[[ Supplied data, beginning ]]

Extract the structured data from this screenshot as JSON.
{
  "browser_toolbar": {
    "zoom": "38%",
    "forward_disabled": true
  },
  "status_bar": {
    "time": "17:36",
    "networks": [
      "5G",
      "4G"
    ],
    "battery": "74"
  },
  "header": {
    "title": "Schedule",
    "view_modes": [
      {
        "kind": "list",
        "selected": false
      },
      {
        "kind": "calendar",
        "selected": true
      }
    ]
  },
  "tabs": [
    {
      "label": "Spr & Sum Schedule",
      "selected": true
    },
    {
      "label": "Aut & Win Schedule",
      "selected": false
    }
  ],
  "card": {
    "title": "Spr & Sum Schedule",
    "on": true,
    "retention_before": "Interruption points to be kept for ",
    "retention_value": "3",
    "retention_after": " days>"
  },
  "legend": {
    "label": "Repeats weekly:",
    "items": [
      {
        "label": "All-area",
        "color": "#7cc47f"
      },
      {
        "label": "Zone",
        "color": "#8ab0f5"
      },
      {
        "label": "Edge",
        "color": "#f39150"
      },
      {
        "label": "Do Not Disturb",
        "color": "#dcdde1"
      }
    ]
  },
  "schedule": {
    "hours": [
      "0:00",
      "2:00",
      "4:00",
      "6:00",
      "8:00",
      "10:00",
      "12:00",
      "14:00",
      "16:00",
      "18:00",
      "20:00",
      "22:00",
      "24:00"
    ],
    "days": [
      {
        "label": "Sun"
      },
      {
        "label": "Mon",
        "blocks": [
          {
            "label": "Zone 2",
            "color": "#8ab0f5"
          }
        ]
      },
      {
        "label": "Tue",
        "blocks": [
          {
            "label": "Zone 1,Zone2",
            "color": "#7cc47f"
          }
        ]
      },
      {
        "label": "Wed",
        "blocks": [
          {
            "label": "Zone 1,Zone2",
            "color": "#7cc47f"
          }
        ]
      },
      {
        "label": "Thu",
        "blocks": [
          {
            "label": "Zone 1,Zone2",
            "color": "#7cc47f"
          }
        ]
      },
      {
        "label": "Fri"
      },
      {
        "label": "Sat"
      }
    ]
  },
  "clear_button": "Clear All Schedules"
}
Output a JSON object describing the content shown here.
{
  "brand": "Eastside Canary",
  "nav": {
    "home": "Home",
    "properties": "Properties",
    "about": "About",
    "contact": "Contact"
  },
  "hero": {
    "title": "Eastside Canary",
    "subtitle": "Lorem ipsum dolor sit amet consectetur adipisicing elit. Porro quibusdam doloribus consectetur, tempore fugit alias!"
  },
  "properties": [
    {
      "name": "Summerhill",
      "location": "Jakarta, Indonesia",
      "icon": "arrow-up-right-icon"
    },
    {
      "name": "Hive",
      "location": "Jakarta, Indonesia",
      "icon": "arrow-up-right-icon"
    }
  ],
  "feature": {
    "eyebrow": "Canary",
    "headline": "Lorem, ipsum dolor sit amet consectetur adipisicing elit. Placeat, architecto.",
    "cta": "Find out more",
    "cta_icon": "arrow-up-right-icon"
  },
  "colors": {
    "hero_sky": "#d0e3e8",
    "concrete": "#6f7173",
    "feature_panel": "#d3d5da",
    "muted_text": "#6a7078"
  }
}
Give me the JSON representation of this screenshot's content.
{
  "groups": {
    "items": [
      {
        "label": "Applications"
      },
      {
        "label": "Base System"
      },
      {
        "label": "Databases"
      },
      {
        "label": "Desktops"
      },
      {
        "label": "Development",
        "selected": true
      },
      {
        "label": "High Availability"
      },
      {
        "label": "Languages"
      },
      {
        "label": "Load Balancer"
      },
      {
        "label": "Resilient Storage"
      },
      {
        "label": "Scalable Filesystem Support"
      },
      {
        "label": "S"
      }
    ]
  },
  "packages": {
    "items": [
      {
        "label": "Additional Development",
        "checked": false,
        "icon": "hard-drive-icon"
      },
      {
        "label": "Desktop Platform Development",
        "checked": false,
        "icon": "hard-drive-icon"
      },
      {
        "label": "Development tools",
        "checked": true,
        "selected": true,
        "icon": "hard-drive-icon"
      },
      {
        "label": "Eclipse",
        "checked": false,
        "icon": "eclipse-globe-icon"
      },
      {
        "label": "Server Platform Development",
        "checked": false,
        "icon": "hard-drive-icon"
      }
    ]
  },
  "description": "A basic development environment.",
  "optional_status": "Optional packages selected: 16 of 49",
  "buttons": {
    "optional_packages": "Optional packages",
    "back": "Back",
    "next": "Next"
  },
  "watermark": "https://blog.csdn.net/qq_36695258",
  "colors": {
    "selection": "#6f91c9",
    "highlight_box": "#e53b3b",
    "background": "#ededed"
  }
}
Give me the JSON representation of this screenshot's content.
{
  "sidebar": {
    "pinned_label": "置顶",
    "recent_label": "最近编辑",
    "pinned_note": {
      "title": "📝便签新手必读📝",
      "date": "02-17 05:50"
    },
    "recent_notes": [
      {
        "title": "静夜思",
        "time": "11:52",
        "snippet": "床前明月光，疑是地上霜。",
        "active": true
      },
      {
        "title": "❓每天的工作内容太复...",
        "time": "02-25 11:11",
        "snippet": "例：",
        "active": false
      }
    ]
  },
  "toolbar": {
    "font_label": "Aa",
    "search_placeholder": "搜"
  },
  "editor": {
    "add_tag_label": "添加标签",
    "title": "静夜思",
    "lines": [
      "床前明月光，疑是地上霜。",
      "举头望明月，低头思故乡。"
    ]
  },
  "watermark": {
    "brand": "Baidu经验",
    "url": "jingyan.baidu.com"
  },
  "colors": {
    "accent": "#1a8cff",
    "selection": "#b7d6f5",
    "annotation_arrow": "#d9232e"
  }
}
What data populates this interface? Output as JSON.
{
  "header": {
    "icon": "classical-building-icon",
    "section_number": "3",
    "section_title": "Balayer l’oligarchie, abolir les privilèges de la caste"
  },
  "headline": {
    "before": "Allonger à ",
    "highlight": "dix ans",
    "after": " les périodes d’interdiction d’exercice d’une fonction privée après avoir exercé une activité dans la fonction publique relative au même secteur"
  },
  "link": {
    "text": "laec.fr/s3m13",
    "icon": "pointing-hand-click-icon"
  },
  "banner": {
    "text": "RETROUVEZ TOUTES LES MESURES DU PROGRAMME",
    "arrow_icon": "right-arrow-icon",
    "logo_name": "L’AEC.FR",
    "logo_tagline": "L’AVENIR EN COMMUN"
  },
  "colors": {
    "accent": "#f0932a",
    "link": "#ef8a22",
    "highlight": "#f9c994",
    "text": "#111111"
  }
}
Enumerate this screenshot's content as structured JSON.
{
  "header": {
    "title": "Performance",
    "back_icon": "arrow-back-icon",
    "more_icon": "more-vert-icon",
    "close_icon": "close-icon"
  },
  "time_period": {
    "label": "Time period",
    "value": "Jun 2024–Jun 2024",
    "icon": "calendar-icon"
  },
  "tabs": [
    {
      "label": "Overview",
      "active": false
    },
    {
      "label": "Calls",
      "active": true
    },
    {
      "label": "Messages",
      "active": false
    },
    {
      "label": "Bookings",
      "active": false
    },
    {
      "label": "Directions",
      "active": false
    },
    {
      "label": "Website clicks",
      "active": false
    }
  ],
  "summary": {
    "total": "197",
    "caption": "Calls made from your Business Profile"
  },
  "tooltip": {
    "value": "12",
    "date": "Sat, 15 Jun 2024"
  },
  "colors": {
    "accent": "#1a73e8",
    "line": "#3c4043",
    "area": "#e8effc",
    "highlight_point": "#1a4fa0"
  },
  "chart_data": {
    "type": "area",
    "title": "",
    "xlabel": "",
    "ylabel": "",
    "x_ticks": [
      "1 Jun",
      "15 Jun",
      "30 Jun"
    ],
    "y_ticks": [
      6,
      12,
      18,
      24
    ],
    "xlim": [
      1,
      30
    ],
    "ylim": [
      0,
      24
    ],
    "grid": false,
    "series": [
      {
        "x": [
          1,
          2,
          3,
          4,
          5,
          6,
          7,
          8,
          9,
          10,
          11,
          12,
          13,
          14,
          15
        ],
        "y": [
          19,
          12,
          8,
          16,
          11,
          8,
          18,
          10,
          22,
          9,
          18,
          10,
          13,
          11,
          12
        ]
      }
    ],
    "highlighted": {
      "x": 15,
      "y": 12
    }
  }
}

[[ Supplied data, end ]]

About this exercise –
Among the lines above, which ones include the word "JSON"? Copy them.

Written solution –
Extract the structured data from this screenshot as JSON.
Output a JSON object describing the content shown here.
Give me the JSON representation of this screenshot's content.
Give me the JSON representation of this screenshot's content.
What data populates this interface? Output as JSON.
Enumerate this screenshot's content as structured JSON.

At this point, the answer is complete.